hardly be said for the scheme of the king to unite his dynasty with that of Syria by

intermarriage. It appears that he placed his royal prisoner, Demetrius, in a suitable

residence in Hyrcania, where he maintained him in a style befitting his rank. He also

sought to have his daughter given to the Syrian monarch, in order that the destinies of

the two houses might be blended in the issue. But the project came to naught. Mithridates

himself was now well advanced in years. He was exhausted by the vicissitudes and struggles

of a reign more than thirty-seven years in duration. Soon after he had put his royal

prisoner into Hyrcania for safe- keeping, he sickened and died, in B. C. 136.

As we have said, the Parthian Empire had now reached its greatest territorial extent. It

had become the great power of Western Asia. The Old Era was drawing to a close. Rome was

making her way through an aristocratic republicanism towards Imperial world-wide dominion.

Already by the time which we have now reached, namely, the last quarter of the second

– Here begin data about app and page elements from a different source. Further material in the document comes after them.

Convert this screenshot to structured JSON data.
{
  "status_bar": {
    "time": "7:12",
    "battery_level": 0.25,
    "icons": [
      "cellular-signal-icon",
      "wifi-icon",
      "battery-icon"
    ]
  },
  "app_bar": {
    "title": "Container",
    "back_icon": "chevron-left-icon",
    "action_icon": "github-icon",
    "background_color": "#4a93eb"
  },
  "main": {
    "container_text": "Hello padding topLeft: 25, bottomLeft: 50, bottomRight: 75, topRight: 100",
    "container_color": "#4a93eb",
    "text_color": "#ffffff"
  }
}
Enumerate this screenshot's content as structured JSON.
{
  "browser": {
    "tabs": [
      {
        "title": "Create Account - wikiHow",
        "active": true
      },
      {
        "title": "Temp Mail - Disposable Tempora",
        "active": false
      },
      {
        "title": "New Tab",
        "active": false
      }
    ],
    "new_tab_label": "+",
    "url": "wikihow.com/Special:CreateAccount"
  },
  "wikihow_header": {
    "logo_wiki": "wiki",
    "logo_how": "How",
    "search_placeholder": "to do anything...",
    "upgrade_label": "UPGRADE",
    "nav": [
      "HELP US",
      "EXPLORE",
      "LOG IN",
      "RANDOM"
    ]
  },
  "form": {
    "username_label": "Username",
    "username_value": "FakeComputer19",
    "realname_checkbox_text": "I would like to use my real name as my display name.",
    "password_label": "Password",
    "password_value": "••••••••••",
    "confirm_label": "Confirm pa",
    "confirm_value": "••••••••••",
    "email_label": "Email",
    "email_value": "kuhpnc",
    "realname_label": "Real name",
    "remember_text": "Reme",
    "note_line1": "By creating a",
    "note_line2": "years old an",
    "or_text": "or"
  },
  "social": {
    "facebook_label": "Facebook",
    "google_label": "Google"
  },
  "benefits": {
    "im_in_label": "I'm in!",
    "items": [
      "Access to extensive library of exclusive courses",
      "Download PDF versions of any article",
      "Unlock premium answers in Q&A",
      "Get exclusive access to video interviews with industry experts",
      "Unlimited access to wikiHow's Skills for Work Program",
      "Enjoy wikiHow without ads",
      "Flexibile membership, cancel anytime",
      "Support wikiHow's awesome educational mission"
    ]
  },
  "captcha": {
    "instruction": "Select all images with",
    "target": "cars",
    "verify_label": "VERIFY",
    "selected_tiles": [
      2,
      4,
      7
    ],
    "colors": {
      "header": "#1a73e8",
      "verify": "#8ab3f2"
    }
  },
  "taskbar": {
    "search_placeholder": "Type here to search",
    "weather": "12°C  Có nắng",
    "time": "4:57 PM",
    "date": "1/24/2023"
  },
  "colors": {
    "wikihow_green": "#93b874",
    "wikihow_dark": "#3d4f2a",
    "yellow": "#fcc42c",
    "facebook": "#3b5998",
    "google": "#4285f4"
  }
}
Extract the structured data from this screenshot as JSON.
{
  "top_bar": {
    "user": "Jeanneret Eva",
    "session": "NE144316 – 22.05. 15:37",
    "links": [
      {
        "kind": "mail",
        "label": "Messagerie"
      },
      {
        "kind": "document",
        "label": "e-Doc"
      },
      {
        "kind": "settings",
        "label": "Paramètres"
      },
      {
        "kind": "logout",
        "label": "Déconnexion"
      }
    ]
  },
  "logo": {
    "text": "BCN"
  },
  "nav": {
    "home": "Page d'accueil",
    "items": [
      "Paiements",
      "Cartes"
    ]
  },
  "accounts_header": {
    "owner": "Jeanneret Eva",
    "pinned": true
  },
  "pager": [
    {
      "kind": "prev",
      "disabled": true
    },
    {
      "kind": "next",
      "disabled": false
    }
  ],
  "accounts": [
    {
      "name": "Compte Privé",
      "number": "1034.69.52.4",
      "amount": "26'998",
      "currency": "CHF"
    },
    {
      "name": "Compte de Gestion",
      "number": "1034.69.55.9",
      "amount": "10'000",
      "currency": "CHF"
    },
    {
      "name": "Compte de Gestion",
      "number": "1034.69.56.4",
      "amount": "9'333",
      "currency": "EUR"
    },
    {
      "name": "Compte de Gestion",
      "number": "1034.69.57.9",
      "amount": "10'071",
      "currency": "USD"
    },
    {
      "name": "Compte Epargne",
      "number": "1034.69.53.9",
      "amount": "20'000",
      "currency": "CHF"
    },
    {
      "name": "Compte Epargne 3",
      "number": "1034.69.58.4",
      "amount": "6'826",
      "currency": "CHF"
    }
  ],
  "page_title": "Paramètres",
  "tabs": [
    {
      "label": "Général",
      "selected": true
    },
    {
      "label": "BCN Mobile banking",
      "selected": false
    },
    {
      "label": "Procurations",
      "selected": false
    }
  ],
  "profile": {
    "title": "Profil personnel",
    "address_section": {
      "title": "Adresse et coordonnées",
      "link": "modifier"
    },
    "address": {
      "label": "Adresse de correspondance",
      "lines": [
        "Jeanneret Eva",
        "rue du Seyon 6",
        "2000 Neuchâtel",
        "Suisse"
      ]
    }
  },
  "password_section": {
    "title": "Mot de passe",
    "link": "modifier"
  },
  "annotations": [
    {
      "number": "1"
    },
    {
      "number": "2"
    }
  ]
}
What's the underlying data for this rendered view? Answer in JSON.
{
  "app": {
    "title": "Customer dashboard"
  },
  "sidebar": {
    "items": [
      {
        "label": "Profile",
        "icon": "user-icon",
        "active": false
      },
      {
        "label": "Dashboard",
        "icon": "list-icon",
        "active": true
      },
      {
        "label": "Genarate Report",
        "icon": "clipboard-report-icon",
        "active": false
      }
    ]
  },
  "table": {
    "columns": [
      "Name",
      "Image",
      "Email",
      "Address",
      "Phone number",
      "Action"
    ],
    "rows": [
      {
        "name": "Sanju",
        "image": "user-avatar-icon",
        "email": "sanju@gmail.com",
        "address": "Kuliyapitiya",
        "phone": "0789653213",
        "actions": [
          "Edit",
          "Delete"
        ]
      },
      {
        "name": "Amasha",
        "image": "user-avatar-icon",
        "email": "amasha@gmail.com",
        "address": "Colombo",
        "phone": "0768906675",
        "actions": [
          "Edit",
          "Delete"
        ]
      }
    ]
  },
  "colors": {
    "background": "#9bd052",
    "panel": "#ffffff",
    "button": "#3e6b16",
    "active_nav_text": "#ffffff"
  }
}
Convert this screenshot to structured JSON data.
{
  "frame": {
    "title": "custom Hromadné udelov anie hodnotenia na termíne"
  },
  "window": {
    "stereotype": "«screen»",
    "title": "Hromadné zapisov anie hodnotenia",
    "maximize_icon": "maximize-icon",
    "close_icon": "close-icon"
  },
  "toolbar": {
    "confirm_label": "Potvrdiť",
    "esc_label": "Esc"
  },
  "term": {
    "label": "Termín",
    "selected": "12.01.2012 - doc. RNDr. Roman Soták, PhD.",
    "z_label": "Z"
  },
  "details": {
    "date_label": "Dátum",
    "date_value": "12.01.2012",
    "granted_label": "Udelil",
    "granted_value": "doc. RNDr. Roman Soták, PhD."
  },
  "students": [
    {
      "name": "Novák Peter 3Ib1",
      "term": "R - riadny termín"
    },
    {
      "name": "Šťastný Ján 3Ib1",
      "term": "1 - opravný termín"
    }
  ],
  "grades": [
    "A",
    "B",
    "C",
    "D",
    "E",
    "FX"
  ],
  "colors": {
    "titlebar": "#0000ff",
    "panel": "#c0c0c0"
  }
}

century B. C., the two rival powers of the world were the Roman Republic in the West and

Parthia in the East. Before entering upon an account of the struggles between these two,

covering several centuries about the beginning of our era, it may be of interest and

instruction to note with some particularity the civil and political constitution of the


The Government of the Empire was in its leading features an amplification and

adaptation of the old Parthian monarchy to the new Imperial conditions. We have many such

examples in history of an aspiring State imposing by war and diplomacy its civil

institutions upon surrounding and subject peoples. In our own day we need go no further

than the recent establishment of the German Empire, under the hegemony of Prussia, in

illustration of this form of political development. Ancient Parthia-Parthia Proper-imposed

herself and her half-barbaric forms of administration upon the nations whom she conquered,

insomuch that the Empire was but an enlargement of institutions which had already existed

for four or five centuries.

The first point to which we may refer in the explication of the political life of the

Parthians, is the ascendancy and strong counter-check of the nobility on the monarchy. The

secular nobles were known as the Megistanes. The body so called might well be compared to

the British House of Lords in embryo, that is, it was composed of two groups of notables,

the one secular, and the other of a religious derivation. The former were called, in the

Graeco- Asiatic tongue, the Sophoi, that is, the "Wise," and the latter were the Magi, or

degenerated Zoroastrian priesthood. These two branches of nobles combined to form one of

the great councils by which the Parthian monarch was advised and, in at least a negative

sense, directed. Besides the Megistanes there was another body, made up for the most part

of members of the royal family, and known as the Domestic or Privy Council. In these

arrangements we see the germs in the one of the modern Senate, and in the other of the

modern Ministry, or Cabinet. After all, antiquity is not so far away!

The head of the Parthian monarchy was chosen by election of the Megistanes. The naming of

the king required the concurrent voice of the Megistanes and the Domestic Council. But

over and above these bodies was the constitution, in which heredity was recognized as the

best law of choice. That is, the councils must choose by law, among the Arsacid princes,

that one whom the constitution pointed to as the legitimate sovereign. This was generally

the eldest son of the late king; or in lieu of him, his